murder set in a sinister haunted house. Here the mood of lurking terror
is convincingly established by a narrator who, we learn at the end, is writing
to a friend from a lunatic asylum, having murdered his wife. The madhouse
also features in “Miss Edison”, another creepy story of deranged passion
and murder, here masquerading under a veneer of respectability.

Murder and revenge are frequent ingredients in these stories by a man I
assume to have been a mild-mannered, pipe-smoking schoolmaster. There is also
an undisguised interest in the bizarre, not least in the title story, “The
Man Who Loved Attending Funerals”, a strange piece of first-person confession
that starts with a classic attention-grabbing line:

I have a strange admission to make; but, since I regard myself as already
dead, I have no reason to conceal anything; these words of mine are, as
far as anything written by mortal hand can be, the truth.

The truth is that the narrator derives an acute pleasure from being at
funerals, a pleasure that develops into an almost supernatural ability to
predict who among the mourners will be next to be buried. The unexpected
ending has a fittingly poetic justice, as he realises, looking into his
car mirror, that his own face has adopted the terrifying skeleton rictus
of one already dead.

If one were to find fault with Collymore’s fiction, it is probably that
it deals with a circumscribed version of middle-class Barbadian society, a
world of cocktails, maids, and golf courses, and has little to say about a
wider Caribbean context. But that, in fairness, was probably the world Collymore
knew and loved, and he evokes the genteel conformism of post-war Barbados
with a deft touch.

My own favourite, however, is one story that escapes from the starched
tablecloths and chrysanthemums of suburban Bridgetown, as the child protagonist
experiences the rowdy excitement of a race meeting at the Garrison Savannah.

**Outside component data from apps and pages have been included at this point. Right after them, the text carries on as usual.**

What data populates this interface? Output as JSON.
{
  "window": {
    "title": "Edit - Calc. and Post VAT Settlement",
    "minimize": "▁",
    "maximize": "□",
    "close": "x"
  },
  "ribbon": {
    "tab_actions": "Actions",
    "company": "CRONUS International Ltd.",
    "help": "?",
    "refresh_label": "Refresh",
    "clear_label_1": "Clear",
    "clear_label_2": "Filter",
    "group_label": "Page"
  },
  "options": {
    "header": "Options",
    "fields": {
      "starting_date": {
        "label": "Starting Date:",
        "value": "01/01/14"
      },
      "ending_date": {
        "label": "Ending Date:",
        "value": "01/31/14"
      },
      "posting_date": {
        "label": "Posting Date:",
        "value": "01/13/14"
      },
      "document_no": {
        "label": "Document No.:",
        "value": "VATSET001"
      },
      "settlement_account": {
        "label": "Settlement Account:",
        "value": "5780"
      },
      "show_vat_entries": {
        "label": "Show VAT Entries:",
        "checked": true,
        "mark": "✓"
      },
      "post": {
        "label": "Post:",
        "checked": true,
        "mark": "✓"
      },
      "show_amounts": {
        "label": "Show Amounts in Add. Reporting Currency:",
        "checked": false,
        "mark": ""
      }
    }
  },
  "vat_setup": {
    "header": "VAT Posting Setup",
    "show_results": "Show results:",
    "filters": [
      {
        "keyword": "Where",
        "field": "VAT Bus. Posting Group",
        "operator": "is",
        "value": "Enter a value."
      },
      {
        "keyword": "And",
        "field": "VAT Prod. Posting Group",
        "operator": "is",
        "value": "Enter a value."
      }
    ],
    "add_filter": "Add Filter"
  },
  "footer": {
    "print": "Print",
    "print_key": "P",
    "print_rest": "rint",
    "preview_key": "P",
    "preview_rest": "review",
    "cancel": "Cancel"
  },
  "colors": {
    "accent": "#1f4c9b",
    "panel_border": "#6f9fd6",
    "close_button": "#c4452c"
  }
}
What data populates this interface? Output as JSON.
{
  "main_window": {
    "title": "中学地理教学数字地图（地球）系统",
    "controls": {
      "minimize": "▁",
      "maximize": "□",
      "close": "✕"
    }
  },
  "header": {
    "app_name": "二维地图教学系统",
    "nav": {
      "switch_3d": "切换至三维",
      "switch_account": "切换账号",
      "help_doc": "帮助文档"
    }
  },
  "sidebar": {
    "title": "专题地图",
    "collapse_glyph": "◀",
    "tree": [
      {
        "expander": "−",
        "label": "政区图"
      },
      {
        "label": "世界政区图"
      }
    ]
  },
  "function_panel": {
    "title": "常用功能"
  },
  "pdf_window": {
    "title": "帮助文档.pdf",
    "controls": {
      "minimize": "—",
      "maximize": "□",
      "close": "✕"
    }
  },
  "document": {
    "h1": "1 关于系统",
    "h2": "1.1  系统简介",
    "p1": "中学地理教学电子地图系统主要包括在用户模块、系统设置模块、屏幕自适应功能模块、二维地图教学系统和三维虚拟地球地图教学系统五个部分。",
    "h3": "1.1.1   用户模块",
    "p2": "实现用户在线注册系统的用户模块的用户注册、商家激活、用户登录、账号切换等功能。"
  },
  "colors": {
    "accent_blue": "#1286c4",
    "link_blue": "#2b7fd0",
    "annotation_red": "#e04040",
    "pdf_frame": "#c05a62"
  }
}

In “A Day at the Races”, Collymore successfully captures the intoxicating
impact of a forbidden and slightly illicit adult activity upon an innocent
child. In a series of finely drawn scenes, he sketches the drama of the
crowds, the gambling, the race itself, and that uniquely Caribbean mix of
good humour and badinage that surrounds such events. Like many of the other
stories in this collection, it is a small masterpiece of the short story
writer’s craft.